◆ **Items from an interface collection**:
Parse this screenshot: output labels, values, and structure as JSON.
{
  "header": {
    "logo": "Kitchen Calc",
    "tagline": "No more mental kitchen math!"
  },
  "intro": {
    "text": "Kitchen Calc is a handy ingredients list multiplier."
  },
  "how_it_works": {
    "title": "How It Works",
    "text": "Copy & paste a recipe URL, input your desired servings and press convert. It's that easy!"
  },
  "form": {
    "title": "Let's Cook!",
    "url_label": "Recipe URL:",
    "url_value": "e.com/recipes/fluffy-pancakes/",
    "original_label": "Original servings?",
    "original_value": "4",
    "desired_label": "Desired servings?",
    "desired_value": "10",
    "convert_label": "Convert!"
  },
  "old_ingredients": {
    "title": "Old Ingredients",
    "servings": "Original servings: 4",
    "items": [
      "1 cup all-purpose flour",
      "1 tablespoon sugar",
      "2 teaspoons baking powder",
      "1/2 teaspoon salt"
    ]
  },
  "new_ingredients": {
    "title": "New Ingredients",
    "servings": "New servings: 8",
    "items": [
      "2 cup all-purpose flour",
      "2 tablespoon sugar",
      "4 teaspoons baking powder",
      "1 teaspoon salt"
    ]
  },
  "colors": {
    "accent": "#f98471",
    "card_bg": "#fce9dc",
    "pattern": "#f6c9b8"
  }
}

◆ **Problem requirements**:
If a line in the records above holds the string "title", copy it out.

◆ **Task response**:
    "title": "How It Works",
    "title": "Let's Cook!",
    "title": "Old Ingredients",
    "title": "New Ingredients",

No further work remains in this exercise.